**DATA SHOWN:**
----------

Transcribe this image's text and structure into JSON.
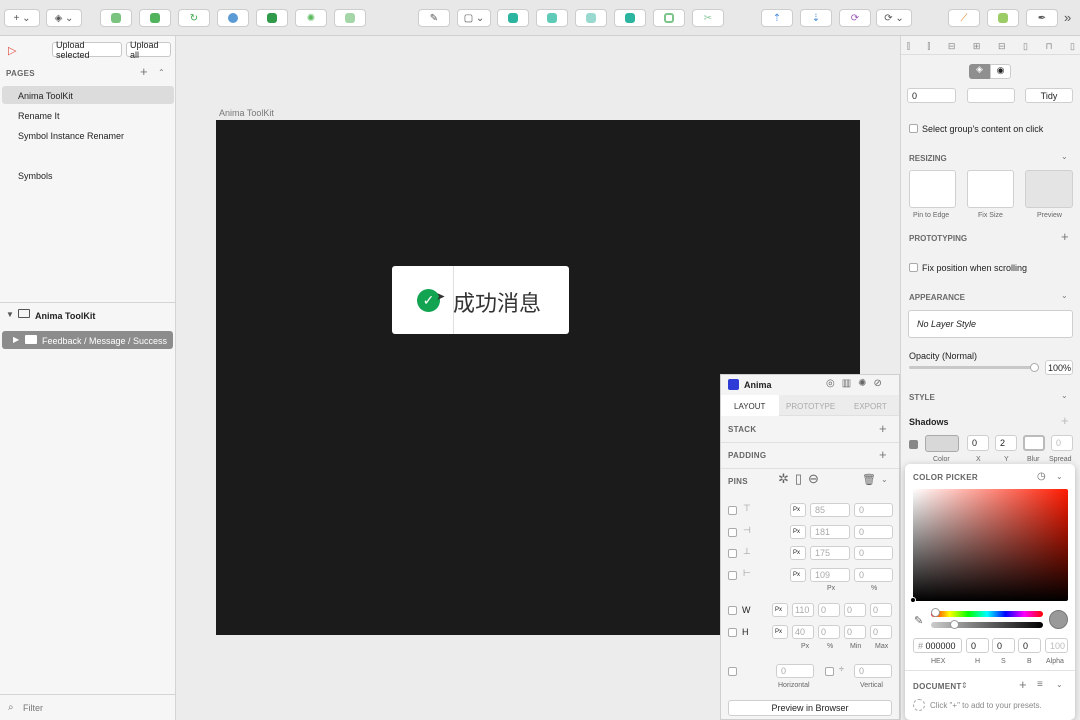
{
  "toolbar": {
    "more": "»"
  },
  "left": {
    "upload_selected": "Upload selected",
    "upload_all": "Upload all",
    "pages_header": "PAGES",
    "pages": [
      "Anima ToolKit",
      "Rename It",
      "Symbol Instance Renamer",
      "Symbols"
    ],
    "layer_page": "Anima ToolKit",
    "layer_item": "Feedback / Message / Success",
    "filter": "Filter"
  },
  "canvas": {
    "artboard_label": "Anima ToolKit",
    "toast_text": "成功消息"
  },
  "right": {
    "spacing_value": "0",
    "tidy": "Tidy",
    "select_group": "Select group's content on click",
    "resizing": "RESIZING",
    "pin_to_edge": "Pin to Edge",
    "fix_size": "Fix Size",
    "preview": "Preview",
    "prototyping": "PROTOTYPING",
    "fix_position": "Fix position when scrolling",
    "appearance": "APPEARANCE",
    "layer_style": "No Layer Style",
    "opacity_label": "Opacity (Normal)",
    "opacity_value": "100%",
    "opacity": 1.0,
    "style": "STYLE",
    "shadows": "Shadows",
    "shadow": {
      "x": "0",
      "y": "2",
      "spread": "0",
      "lbl_color": "Color",
      "lbl_x": "X",
      "lbl_y": "Y",
      "lbl_blur": "Blur",
      "lbl_spread": "Spread"
    }
  },
  "anima": {
    "title": "Anima",
    "tabs": [
      "LAYOUT",
      "PROTOTYPE",
      "EXPORT"
    ],
    "stack": "STACK",
    "padding": "PADDING",
    "pins": "PINS",
    "px": "Px",
    "pins_values": [
      [
        "85",
        "0"
      ],
      [
        "181",
        "0"
      ],
      [
        "175",
        "0"
      ],
      [
        "109",
        "0"
      ]
    ],
    "col_px": "Px",
    "col_pct": "%",
    "w": "W",
    "h": "H",
    "w_values": [
      "110",
      "0",
      "0",
      "0"
    ],
    "h_values": [
      "40",
      "0",
      "0",
      "0"
    ],
    "size_cols": [
      "Px",
      "%",
      "Min",
      "Max"
    ],
    "horizontal_value": "0",
    "vertical_value": "0",
    "horizontal": "Horizontal",
    "vertical": "Vertical",
    "preview_button": "Preview in Browser"
  },
  "picker": {
    "title": "COLOR PICKER",
    "hex": "000000",
    "h": "0",
    "s": "0",
    "b": "0",
    "alpha": "100",
    "lbl_hex": "HEX",
    "lbl_h": "H",
    "lbl_s": "S",
    "lbl_b": "B",
    "lbl_alpha": "Alpha",
    "document": "DOCUMENT",
    "hint": "Click \"+\" to add to your presets."
  },
  "colors": {
    "accent": "#2f9a4a",
    "canvas": "#1b1b1b",
    "toast_check": "#13a452"
  }
}
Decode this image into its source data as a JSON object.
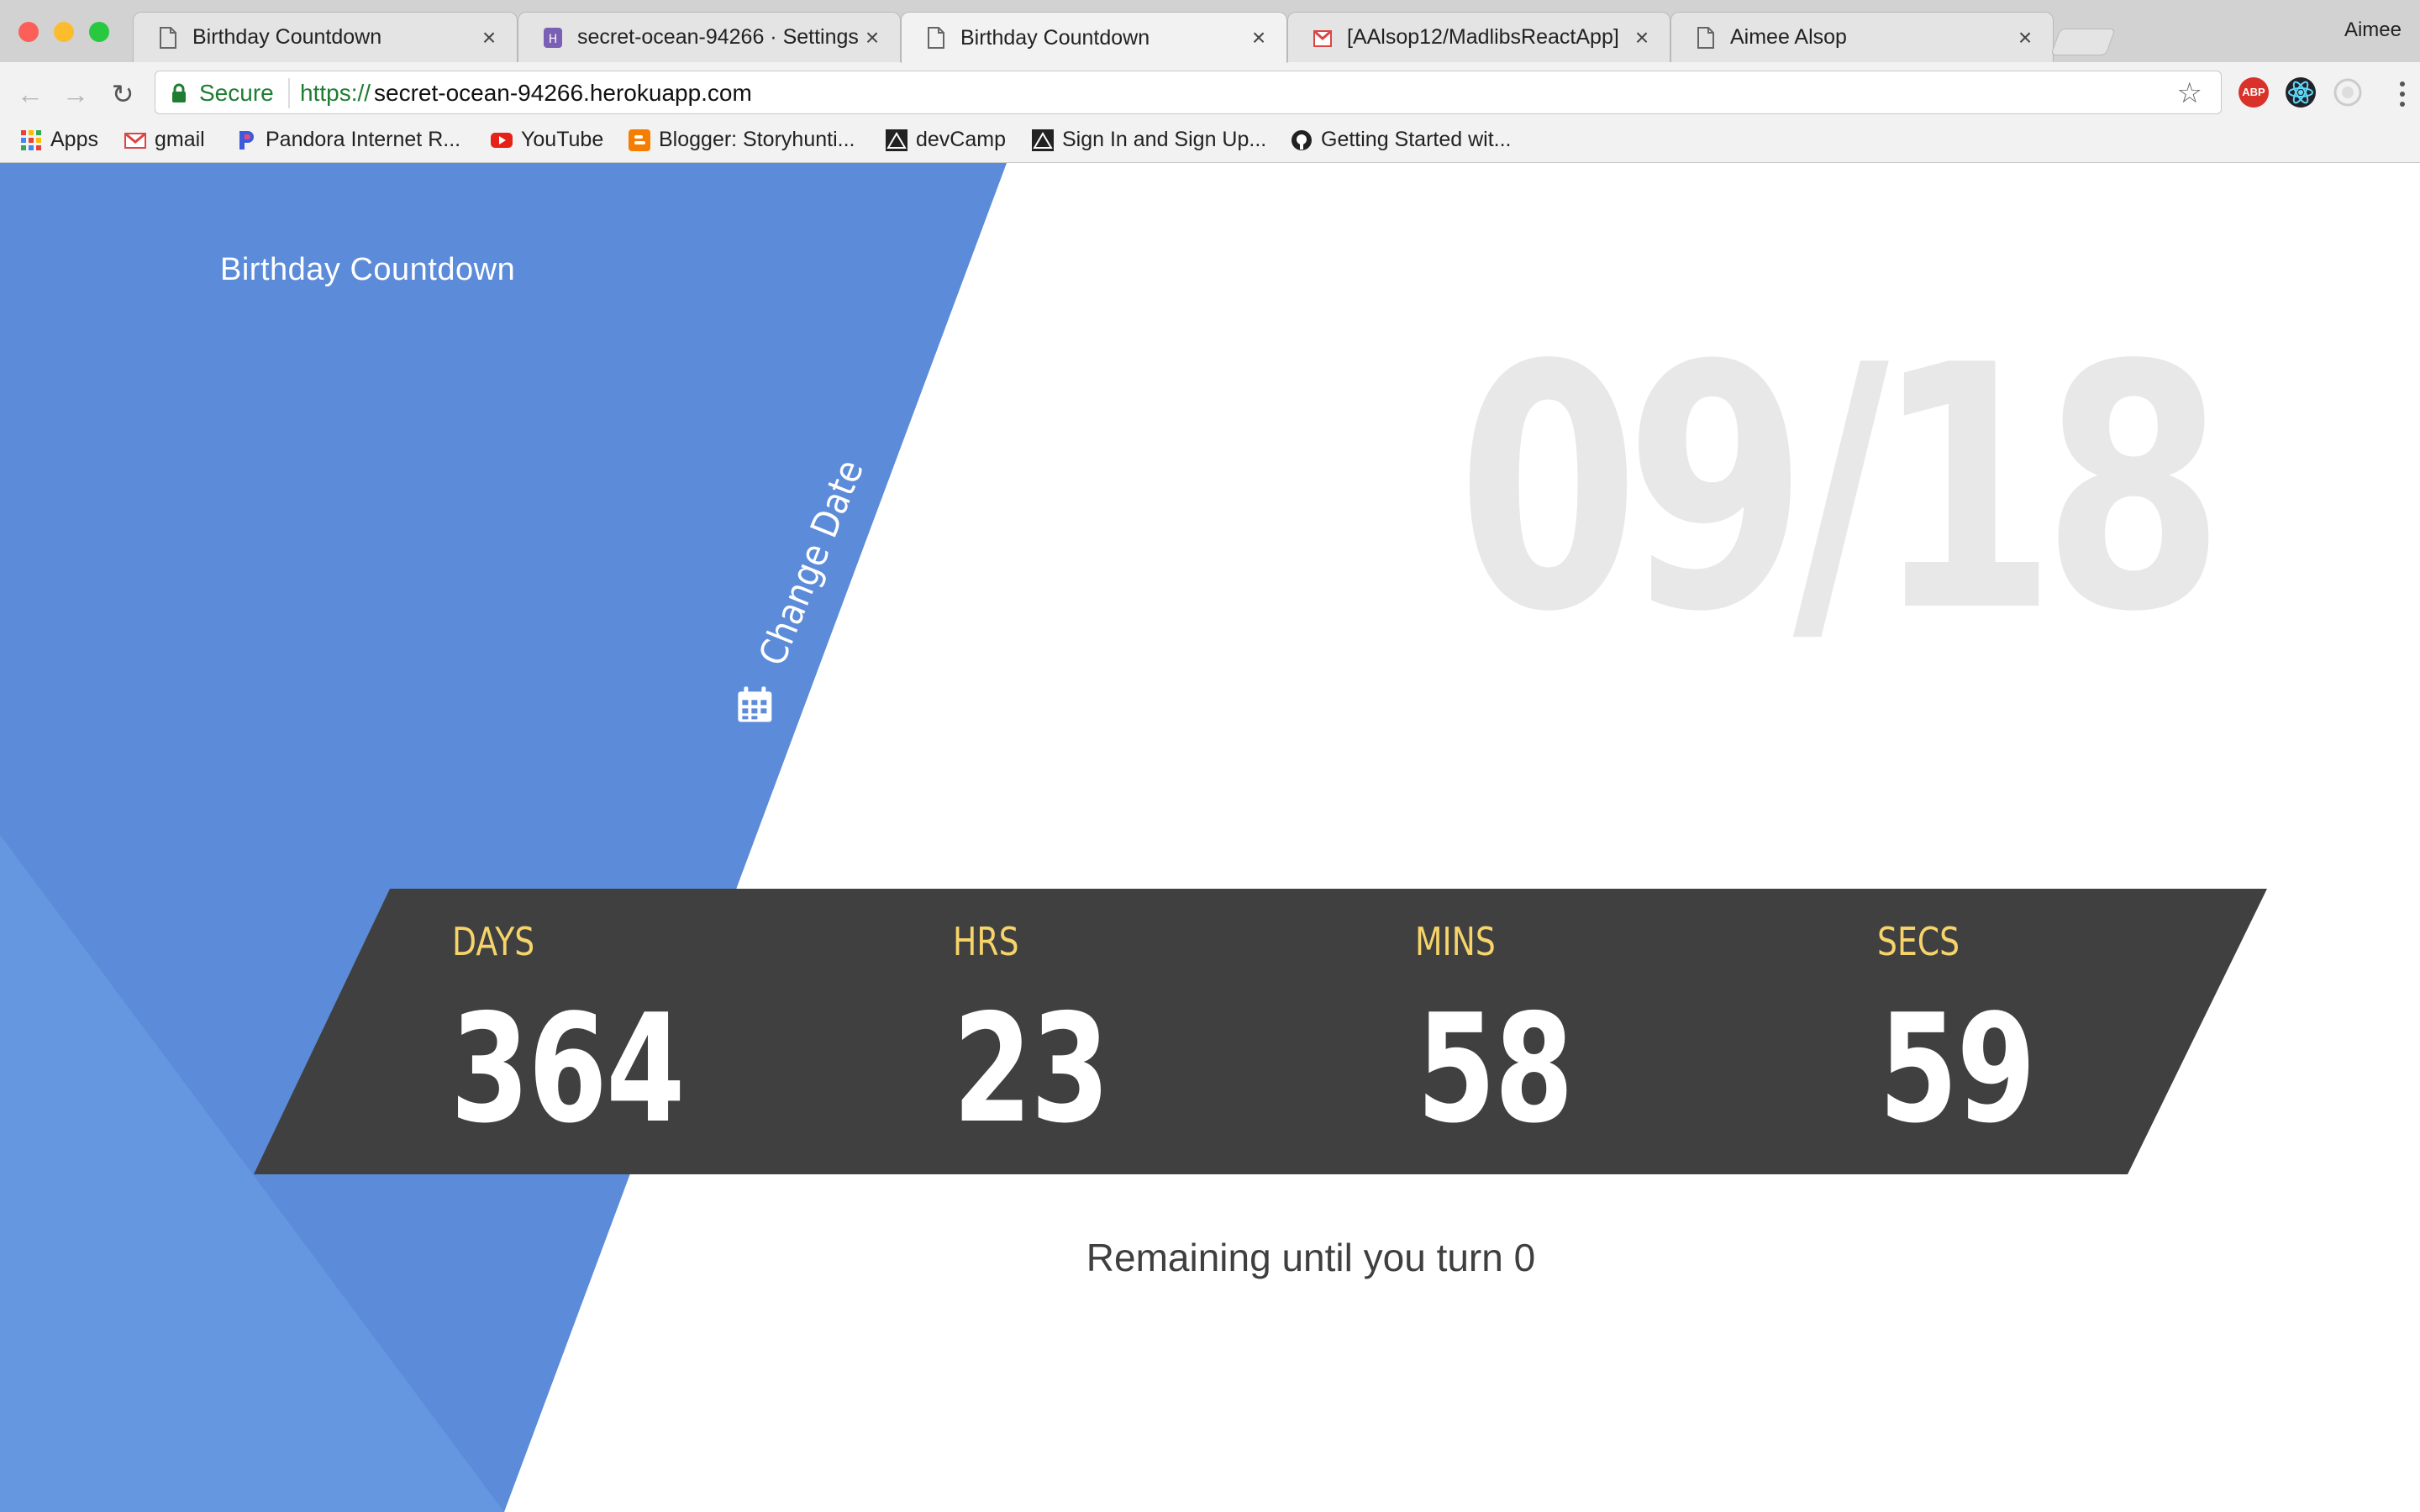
{
  "browser": {
    "tabs": [
      {
        "title": "Birthday Countdown",
        "favicon": "page-icon",
        "active": false
      },
      {
        "title": "secret-ocean-94266 · Settings",
        "favicon": "heroku-icon",
        "active": false
      },
      {
        "title": "Birthday Countdown",
        "favicon": "page-icon",
        "active": true
      },
      {
        "title": "[AAlsop12/MadlibsReactApp]",
        "favicon": "gmail-icon",
        "active": false
      },
      {
        "title": "Aimee Alsop",
        "favicon": "page-icon",
        "active": false
      }
    ],
    "profile_name": "Aimee",
    "secure_label": "Secure",
    "url_scheme": "https://",
    "url_host": "secret-ocean-94266.herokuapp.com",
    "bookmarks": [
      {
        "label": "Apps",
        "icon": "apps-grid-icon"
      },
      {
        "label": "gmail",
        "icon": "gmail-icon"
      },
      {
        "label": "Pandora Internet R...",
        "icon": "pandora-icon"
      },
      {
        "label": "YouTube",
        "icon": "youtube-icon"
      },
      {
        "label": "Blogger: Storyhunti...",
        "icon": "blogger-icon"
      },
      {
        "label": "devCamp",
        "icon": "devcamp-icon"
      },
      {
        "label": "Sign In and Sign Up...",
        "icon": "devcamp-icon"
      },
      {
        "label": "Getting Started wit...",
        "icon": "github-icon"
      }
    ],
    "extensions": [
      {
        "name": "adblock-icon",
        "label": "ABP"
      },
      {
        "name": "react-devtools-icon"
      },
      {
        "name": "extension-icon"
      }
    ]
  },
  "app": {
    "title": "Birthday Countdown",
    "change_date_label": "Change Date",
    "target_date": "09/18",
    "countdown": [
      {
        "label": "DAYS",
        "value": "364"
      },
      {
        "label": "HRS",
        "value": "23"
      },
      {
        "label": "MINS",
        "value": "58"
      },
      {
        "label": "SECS",
        "value": "59"
      }
    ],
    "remaining_text": "Remaining until you turn 0"
  },
  "colors": {
    "primary_blue": "#5b8bd9",
    "light_blue": "#6497e0",
    "countdown_bg": "#404040",
    "label_yellow": "#f6d46a",
    "date_watermark": "#e8e8e8"
  }
}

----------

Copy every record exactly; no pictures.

Transcribe this image's text and structure into JSON.
{
  "toolbar": {
    "more": "»"
  },
  "left": {
    "upload_selected": "Upload selected",
    "upload_all": "Upload all",
    "pages_header": "PAGES",
    "pages": [
      "Anima ToolKit",
      "Rename It",
      "Symbol Instance Renamer",
      "Symbols"
    ],
    "layer_page": "Anima ToolKit",
    "layer_item": "Feedback / Message / Success",
    "filter": "Filter"
  },
  "canvas": {
    "artboard_label": "Anima ToolKit",
    "toast_text": "成功消息"
  },
  "right": {
    "spacing_value": "0",
    "tidy": "Tidy",
    "select_group": "Select group's content on click",
    "resizing": "RESIZING",
    "pin_to_edge": "Pin to Edge",
    "fix_size": "Fix Size",
    "preview": "Preview",
    "prototyping": "PROTOTYPING",
    "fix_position": "Fix position when scrolling",
    "appearance": "APPEARANCE",
    "layer_style": "No Layer Style",
    "opacity_label": "Opacity (Normal)",
    "opacity_value": "100%",
    "opacity": 1.0,
    "style": "STYLE",
    "shadows": "Shadows",
    "shadow": {
      "x": "0",
      "y": "2",
      "spread": "0",
      "lbl_color": "Color",
      "lbl_x": "X",
      "lbl_y": "Y",
      "lbl_blur": "Blur",
      "lbl_spread": "Spread"
    }
  },
  "anima": {
    "title": "Anima",
    "tabs": [
      "LAYOUT",
      "PROTOTYPE",
      "EXPORT"
    ],
    "stack": "STACK",
    "padding": "PADDING",
    "pins": "PINS",
    "px": "Px",
    "pins_values": [
      [
        "85",
        "0"
      ],
      [
        "181",
        "0"
      ],
      [
        "175",
        "0"
      ],
      [
        "109",
        "0"
      ]
    ],
    "col_px": "Px",
    "col_pct": "%",
    "w": "W",
    "h": "H",
    "w_values": [
      "110",
      "0",
      "0",
      "0"
    ],
    "h_values": [
      "40",
      "0",
      "0",
      "0"
    ],
    "size_cols": [
      "Px",
      "%",
      "Min",
      "Max"
    ],
    "horizontal_value": "0",
    "vertical_value": "0",
    "horizontal": "Horizontal",
    "vertical": "Vertical",
    "preview_button": "Preview in Browser"
  },
  "picker": {
    "title": "COLOR PICKER",
    "hex": "000000",
    "h": "0",
    "s": "0",
    "b": "0",
    "alpha": "100",
    "lbl_hex": "HEX",
    "lbl_h": "H",
    "lbl_s": "S",
    "lbl_b": "B",
    "lbl_alpha": "Alpha",
    "document": "DOCUMENT",
    "hint": "Click \"+\" to add to your presets."
  },
  "colors": {
    "accent": "#2f9a4a",
    "canvas": "#1b1b1b",
    "toast_check": "#13a452"
  }
}
Decode this image into its source data as a JSON object.
{
  "browser": {
    "tabs": [
      {
        "title": "Birthday Countdown",
        "favicon": "page-icon",
        "active": false
      },
      {
        "title": "secret-ocean-94266 · Settings",
        "favicon": "heroku-icon",
        "active": false
      },
      {
        "title": "Birthday Countdown",
        "favicon": "page-icon",
        "active": true
      },
      {
        "title": "[AAlsop12/MadlibsReactApp]",
        "favicon": "gmail-icon",
        "active": false
      },
      {
        "title": "Aimee Alsop",
        "favicon": "page-icon",
        "active": false
      }
    ],
    "profile_name": "Aimee",
    "secure_label": "Secure",
    "url_scheme": "https://",
    "url_host": "secret-ocean-94266.herokuapp.com",
    "bookmarks": [
      {
        "label": "Apps",
        "icon": "apps-grid-icon"
      },
      {
        "label": "gmail",
        "icon": "gmail-icon"
      },
      {
        "label": "Pandora Internet R...",
        "icon": "pandora-icon"
      },
      {
        "label": "YouTube",
        "icon": "youtube-icon"
      },
      {
        "label": "Blogger: Storyhunti...",
        "icon": "blogger-icon"
      },
      {
        "label": "devCamp",
        "icon": "devcamp-icon"
      },
      {
        "label": "Sign In and Sign Up...",
        "icon": "devcamp-icon"
      },
      {
        "label": "Getting Started wit...",
        "icon": "github-icon"
      }
    ],
    "extensions": [
      {
        "name": "adblock-icon",
        "label": "ABP"
      },
      {
        "name": "react-devtools-icon"
      },
      {
        "name": "extension-icon"
      }
    ]
  },
  "app": {
    "title": "Birthday Countdown",
    "change_date_label": "Change Date",
    "target_date": "09/18",
    "countdown": [
      {
        "label": "DAYS",
        "value": "364"
      },
      {
        "label": "HRS",
        "value": "23"
      },
      {
        "label": "MINS",
        "value": "58"
      },
      {
        "label": "SECS",
        "value": "59"
      }
    ],
    "remaining_text": "Remaining until you turn 0"
  },
  "colors": {
    "primary_blue": "#5b8bd9",
    "light_blue": "#6497e0",
    "countdown_bg": "#404040",
    "label_yellow": "#f6d46a",
    "date_watermark": "#e8e8e8"
  }
}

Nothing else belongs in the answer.